The task:
Wherever the word "Reply" appears in the entries, copy the whole line.

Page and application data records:

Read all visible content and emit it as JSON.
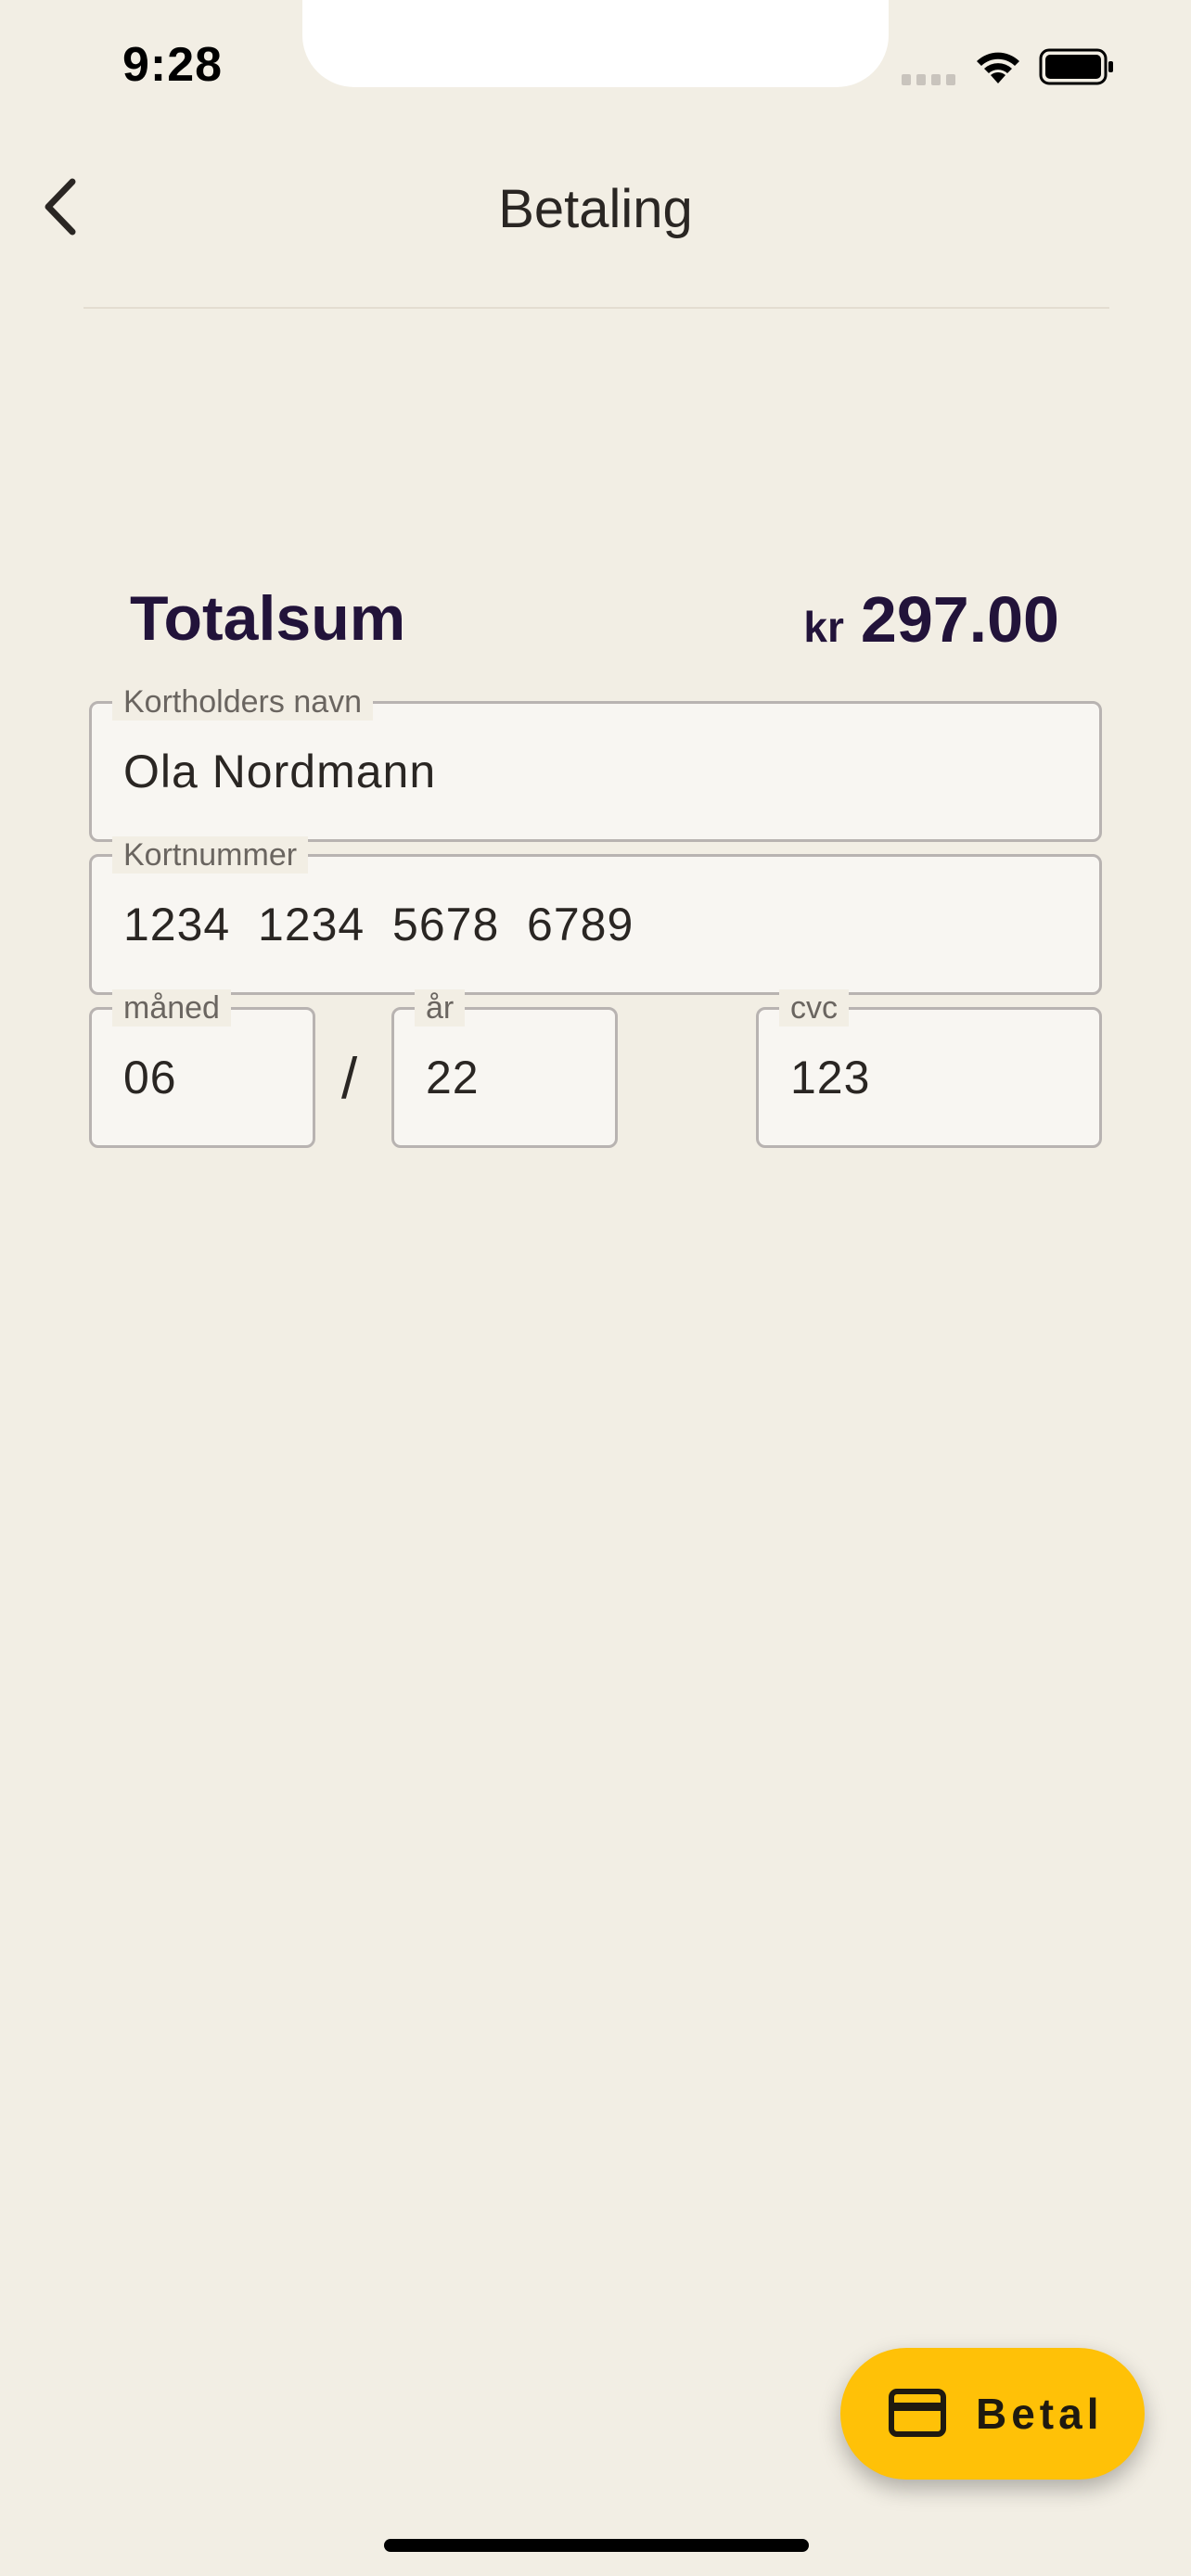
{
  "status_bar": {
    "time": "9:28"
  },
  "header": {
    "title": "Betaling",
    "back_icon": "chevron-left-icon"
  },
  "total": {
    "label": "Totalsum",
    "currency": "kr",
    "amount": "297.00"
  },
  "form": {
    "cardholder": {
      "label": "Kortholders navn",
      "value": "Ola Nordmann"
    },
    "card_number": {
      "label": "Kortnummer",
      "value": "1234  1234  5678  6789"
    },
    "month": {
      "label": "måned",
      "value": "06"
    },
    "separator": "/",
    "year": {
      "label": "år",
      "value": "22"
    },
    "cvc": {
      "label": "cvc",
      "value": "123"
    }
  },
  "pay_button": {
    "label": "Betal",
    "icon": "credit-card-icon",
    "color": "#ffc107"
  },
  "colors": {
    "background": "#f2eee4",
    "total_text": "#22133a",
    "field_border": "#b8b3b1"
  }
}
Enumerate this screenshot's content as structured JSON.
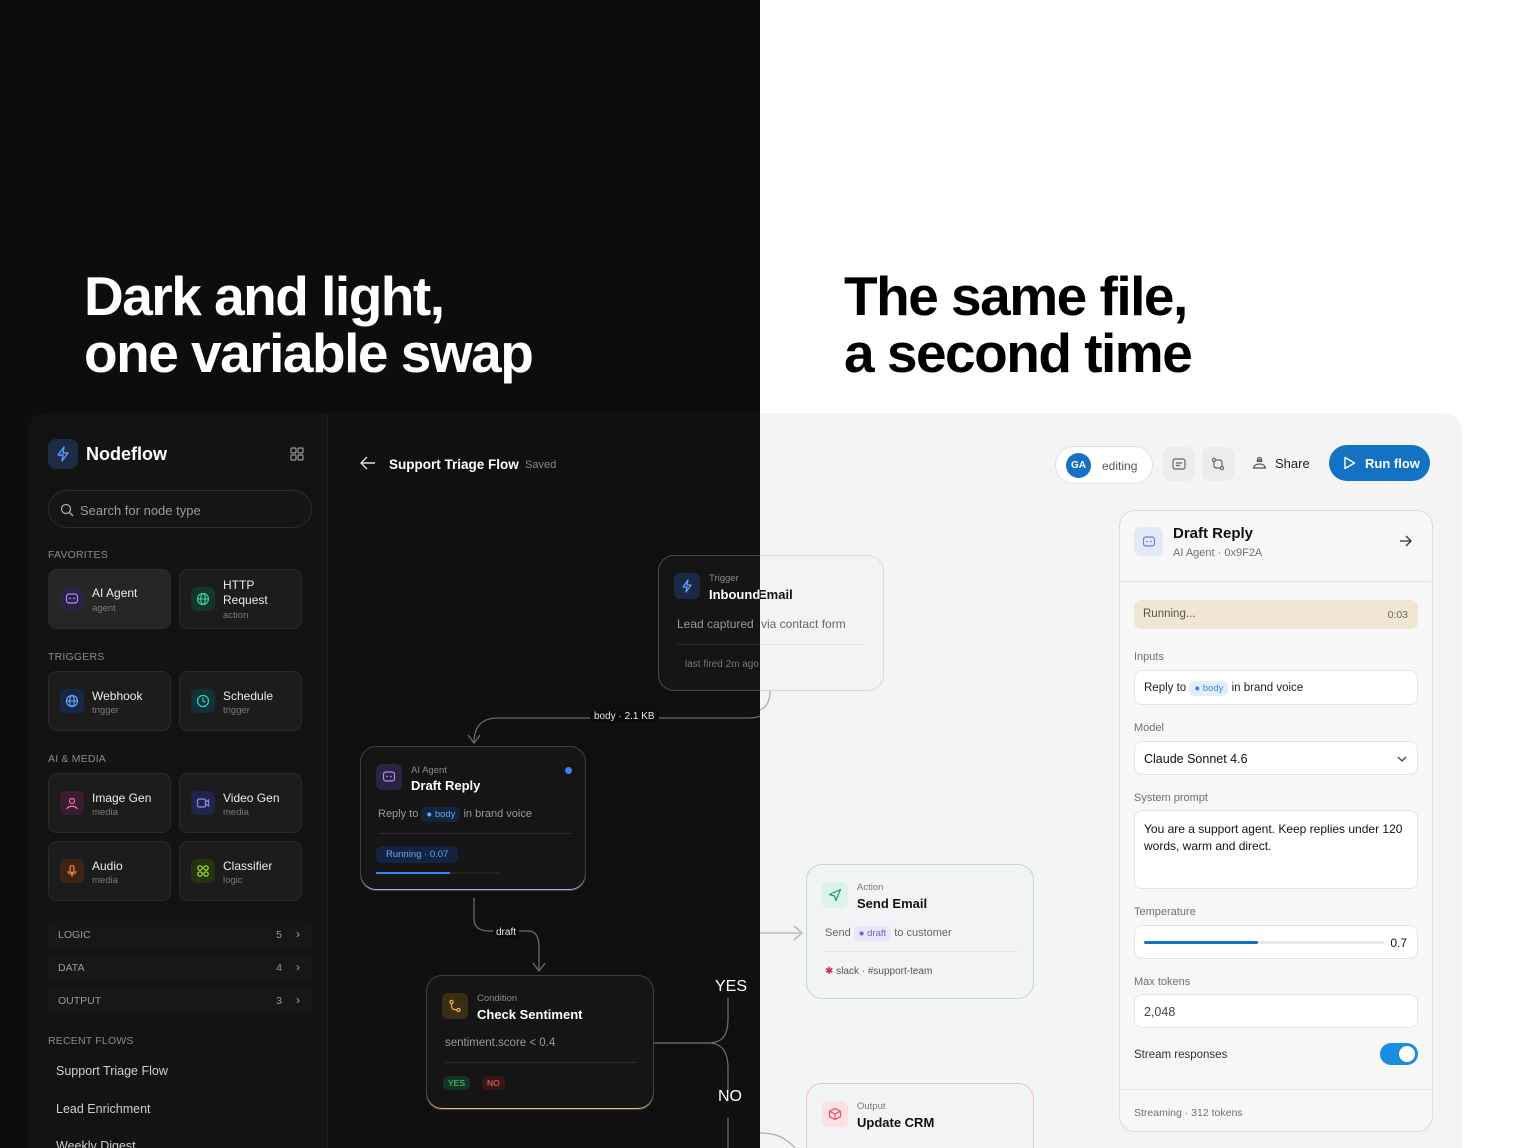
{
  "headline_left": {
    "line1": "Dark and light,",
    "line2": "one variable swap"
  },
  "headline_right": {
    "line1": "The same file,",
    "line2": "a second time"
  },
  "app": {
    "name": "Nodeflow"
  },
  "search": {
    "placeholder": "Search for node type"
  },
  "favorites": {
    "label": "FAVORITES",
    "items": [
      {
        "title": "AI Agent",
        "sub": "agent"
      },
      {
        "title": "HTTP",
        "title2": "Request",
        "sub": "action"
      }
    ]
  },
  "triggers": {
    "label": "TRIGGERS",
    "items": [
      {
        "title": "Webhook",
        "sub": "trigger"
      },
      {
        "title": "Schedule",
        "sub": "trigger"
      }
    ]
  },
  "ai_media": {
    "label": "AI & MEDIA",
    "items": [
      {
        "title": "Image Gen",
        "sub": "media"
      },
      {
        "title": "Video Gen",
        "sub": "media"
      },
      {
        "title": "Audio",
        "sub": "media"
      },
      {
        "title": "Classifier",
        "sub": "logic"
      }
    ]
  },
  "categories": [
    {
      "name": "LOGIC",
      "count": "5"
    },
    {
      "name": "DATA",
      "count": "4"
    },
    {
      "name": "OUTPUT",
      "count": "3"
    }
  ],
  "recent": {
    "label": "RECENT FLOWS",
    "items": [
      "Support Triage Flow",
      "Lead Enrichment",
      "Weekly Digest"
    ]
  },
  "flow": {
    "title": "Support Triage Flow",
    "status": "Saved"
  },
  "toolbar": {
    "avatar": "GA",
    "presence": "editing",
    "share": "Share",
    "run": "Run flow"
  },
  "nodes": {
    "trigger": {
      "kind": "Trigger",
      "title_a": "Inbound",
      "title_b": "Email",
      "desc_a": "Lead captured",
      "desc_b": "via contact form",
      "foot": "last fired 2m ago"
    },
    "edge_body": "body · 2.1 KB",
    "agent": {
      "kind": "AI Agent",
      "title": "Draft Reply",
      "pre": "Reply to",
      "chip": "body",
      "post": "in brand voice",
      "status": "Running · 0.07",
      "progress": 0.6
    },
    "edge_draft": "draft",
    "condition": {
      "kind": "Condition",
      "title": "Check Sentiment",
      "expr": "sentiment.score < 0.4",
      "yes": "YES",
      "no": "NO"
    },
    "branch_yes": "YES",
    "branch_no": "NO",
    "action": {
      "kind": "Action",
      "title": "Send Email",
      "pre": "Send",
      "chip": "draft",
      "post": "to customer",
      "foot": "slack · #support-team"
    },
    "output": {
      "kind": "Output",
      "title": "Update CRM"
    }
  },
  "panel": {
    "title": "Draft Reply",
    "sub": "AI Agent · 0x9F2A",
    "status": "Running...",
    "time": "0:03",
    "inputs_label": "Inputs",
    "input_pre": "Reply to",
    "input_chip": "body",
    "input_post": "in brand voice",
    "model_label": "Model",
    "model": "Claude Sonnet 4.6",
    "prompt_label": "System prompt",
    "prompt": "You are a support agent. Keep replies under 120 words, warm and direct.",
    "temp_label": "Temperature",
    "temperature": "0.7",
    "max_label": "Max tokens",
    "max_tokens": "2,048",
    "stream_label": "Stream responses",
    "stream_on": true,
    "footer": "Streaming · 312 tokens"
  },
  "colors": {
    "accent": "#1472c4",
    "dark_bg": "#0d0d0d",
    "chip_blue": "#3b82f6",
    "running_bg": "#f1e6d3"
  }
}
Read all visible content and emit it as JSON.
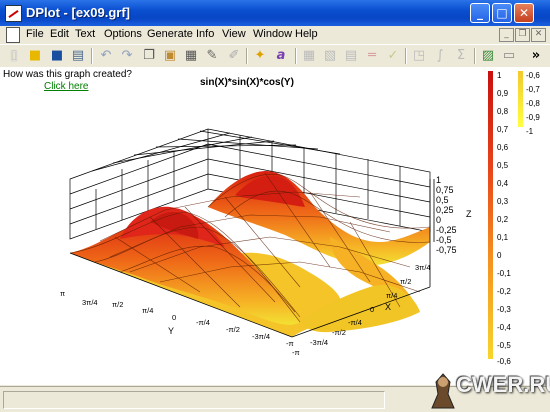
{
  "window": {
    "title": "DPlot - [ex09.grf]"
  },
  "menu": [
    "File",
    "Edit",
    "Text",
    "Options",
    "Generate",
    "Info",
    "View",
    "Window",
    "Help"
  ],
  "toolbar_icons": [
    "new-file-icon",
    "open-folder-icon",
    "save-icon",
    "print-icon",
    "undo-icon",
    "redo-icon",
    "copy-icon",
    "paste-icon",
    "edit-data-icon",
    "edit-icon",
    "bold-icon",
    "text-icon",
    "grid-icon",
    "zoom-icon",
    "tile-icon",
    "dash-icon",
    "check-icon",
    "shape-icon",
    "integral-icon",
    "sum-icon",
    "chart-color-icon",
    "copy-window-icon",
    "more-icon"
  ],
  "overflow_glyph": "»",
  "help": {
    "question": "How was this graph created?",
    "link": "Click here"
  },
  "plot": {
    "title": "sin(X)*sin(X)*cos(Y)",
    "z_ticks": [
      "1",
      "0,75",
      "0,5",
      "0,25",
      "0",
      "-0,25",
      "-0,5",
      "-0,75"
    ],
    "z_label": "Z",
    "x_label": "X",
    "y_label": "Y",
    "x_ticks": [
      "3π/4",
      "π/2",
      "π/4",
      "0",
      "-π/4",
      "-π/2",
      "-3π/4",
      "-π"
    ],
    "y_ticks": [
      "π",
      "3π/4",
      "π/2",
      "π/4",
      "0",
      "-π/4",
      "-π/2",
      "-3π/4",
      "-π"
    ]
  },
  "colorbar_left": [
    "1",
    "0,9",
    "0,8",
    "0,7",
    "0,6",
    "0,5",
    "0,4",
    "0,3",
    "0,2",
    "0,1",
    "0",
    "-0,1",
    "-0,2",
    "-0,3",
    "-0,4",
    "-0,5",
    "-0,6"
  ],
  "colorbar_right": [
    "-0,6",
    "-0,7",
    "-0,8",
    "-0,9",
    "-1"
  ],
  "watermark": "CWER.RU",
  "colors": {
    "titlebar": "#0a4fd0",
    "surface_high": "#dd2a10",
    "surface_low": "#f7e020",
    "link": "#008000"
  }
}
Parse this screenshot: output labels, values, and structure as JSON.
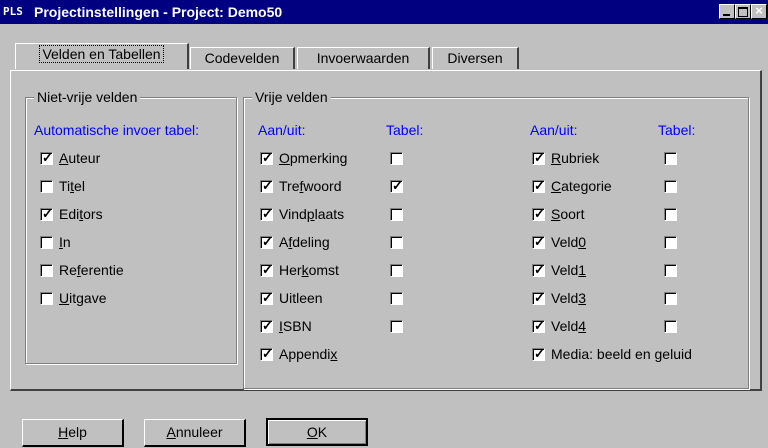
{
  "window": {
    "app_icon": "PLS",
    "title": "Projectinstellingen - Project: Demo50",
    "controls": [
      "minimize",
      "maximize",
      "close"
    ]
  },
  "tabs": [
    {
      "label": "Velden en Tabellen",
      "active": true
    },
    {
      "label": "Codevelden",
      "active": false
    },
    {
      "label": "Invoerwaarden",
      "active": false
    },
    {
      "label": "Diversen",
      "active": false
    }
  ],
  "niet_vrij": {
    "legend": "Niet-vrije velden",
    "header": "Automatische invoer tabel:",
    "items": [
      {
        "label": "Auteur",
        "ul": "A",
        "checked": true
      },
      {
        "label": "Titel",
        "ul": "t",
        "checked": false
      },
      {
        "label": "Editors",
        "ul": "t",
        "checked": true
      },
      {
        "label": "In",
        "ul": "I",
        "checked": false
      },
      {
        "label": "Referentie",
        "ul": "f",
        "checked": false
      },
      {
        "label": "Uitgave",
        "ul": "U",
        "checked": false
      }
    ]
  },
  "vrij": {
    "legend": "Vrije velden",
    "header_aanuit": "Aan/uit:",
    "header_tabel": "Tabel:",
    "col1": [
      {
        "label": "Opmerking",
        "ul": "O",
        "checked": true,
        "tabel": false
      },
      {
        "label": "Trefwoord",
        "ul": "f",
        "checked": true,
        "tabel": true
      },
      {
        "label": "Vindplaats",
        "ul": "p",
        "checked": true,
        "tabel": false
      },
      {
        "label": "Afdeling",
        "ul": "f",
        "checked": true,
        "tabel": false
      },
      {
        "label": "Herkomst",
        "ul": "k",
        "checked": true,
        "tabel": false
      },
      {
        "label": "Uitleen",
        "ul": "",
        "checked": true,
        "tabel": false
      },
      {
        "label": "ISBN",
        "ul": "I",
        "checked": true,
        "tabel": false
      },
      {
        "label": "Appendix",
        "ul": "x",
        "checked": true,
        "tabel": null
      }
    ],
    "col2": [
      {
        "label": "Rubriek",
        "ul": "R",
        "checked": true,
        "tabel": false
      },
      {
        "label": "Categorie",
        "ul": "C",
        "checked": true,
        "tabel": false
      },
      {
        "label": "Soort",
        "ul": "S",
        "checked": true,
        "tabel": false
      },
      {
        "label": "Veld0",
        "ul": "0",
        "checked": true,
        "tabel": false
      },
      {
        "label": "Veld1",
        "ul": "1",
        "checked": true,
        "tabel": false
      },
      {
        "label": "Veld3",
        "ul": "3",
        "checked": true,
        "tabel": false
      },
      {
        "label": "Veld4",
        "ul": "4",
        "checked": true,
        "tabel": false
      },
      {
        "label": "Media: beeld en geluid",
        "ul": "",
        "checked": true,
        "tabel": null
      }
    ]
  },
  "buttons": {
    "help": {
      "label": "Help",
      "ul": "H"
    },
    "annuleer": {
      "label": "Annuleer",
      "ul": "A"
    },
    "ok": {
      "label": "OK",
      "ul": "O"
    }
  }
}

Exercise answer:
      "title": "Draft Reply",
      "pre": "Reply to",
    "title": "Draft Reply",
    "input_pre": "Reply to",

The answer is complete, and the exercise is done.